* **WHAT TO DO**:
Go through the records and show each line where the word "with" occurs.

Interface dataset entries

· · · ·

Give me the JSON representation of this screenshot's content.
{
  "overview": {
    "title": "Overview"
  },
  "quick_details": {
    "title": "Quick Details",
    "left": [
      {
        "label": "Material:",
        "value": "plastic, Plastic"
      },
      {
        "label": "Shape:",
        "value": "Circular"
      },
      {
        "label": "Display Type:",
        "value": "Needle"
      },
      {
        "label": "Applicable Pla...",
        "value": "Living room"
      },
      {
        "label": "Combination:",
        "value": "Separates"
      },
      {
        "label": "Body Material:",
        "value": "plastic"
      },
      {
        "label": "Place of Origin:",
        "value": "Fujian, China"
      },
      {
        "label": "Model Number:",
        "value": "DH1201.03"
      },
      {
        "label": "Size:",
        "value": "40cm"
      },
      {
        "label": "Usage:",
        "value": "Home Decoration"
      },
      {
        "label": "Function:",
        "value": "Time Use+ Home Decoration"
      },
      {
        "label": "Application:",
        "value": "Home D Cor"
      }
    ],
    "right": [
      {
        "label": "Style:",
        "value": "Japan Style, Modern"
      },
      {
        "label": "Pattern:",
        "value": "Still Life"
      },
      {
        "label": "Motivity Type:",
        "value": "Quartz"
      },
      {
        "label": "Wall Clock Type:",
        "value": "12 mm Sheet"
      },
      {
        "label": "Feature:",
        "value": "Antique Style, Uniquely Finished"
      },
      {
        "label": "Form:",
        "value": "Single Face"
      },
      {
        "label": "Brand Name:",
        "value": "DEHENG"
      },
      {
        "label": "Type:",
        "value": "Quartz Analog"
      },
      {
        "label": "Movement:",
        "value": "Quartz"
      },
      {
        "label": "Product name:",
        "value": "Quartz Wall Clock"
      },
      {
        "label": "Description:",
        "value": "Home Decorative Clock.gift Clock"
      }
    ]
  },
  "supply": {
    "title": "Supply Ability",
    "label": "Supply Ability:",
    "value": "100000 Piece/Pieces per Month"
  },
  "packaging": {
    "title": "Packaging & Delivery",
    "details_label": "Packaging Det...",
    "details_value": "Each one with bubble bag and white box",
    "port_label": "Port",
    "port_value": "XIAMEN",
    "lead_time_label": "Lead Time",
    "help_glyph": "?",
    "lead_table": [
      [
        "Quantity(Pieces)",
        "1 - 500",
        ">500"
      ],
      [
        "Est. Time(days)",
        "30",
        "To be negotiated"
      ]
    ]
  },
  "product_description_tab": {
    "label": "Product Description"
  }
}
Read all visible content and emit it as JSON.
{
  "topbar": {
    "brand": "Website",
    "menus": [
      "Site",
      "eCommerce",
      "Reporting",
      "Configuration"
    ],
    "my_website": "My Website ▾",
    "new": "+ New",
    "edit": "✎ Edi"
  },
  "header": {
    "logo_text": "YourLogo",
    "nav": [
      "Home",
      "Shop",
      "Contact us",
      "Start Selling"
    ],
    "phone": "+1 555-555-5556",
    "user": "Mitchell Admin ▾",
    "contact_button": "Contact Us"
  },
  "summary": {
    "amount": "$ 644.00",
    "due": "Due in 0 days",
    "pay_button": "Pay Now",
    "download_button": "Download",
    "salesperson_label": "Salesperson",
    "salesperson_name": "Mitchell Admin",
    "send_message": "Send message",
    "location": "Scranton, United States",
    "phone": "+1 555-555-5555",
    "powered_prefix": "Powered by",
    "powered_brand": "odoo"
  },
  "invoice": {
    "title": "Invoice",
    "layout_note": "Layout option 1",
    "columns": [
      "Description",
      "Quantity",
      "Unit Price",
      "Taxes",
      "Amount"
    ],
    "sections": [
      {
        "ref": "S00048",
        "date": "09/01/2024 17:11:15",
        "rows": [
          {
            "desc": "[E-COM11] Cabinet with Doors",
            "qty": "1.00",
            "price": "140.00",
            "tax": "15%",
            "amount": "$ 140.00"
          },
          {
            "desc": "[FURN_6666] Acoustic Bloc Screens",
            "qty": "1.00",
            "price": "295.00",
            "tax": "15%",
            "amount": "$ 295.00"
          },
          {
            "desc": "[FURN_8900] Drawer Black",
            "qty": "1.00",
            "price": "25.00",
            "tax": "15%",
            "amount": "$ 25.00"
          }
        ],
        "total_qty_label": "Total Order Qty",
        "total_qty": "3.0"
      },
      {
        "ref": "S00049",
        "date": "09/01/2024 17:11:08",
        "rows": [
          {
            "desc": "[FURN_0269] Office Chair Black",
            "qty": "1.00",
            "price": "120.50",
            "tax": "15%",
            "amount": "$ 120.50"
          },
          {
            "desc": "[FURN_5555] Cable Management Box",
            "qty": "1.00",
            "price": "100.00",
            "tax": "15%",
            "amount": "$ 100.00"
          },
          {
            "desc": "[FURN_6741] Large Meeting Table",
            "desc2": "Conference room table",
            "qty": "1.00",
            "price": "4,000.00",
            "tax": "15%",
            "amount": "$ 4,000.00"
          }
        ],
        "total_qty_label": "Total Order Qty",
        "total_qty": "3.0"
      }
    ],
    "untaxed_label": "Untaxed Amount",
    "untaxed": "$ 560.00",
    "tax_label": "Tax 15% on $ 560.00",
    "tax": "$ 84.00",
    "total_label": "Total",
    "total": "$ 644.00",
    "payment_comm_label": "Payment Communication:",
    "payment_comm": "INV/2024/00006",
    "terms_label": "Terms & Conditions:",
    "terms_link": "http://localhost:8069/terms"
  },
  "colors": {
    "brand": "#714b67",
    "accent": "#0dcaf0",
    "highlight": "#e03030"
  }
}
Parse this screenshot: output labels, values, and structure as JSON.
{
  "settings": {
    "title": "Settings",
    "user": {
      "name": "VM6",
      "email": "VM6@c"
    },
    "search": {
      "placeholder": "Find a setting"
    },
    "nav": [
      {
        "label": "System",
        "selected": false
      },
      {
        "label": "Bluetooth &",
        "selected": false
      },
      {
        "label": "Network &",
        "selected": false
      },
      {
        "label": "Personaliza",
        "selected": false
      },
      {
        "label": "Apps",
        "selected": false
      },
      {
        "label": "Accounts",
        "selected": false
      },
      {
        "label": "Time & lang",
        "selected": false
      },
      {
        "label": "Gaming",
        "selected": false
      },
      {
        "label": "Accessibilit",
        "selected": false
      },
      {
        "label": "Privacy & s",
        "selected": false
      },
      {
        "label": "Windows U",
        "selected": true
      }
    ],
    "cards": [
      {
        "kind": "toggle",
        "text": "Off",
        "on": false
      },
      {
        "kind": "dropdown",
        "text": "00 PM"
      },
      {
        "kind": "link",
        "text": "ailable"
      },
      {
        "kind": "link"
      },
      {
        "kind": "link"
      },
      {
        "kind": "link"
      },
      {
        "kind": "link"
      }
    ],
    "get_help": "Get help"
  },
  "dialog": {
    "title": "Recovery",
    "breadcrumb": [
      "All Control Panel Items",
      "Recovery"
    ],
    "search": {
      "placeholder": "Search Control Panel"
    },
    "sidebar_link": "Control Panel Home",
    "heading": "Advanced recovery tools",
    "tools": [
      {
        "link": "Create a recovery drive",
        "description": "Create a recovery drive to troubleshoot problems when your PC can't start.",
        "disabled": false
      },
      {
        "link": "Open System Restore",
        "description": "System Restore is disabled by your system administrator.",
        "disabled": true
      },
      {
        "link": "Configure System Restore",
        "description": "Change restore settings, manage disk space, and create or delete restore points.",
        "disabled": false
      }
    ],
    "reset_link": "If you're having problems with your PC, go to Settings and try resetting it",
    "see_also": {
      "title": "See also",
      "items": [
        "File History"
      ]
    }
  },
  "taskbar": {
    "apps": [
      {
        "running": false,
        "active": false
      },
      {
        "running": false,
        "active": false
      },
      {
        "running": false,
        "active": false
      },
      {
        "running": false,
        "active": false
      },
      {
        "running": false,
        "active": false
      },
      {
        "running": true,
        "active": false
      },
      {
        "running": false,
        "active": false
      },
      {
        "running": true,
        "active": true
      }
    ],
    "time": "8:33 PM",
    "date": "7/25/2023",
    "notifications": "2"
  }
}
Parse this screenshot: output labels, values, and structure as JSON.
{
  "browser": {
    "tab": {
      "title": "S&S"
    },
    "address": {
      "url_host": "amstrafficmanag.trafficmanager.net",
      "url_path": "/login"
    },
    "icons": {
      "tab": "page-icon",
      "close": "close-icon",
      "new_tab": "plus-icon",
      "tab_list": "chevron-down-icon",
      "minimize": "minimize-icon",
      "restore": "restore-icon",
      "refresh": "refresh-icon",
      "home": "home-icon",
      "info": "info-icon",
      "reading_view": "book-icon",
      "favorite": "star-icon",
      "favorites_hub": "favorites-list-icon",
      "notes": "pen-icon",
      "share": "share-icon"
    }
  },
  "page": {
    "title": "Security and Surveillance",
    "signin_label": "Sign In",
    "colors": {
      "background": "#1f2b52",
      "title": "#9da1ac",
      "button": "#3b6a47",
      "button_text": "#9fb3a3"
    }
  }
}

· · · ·

* **PROBLEM SOLUTION**:
    "details_value": "Each one with bubble bag and white box",
            "desc": "[E-COM11] Cabinet with Doors",
    "reset_link": "If you're having problems with your PC, go to Settings and try resetting it",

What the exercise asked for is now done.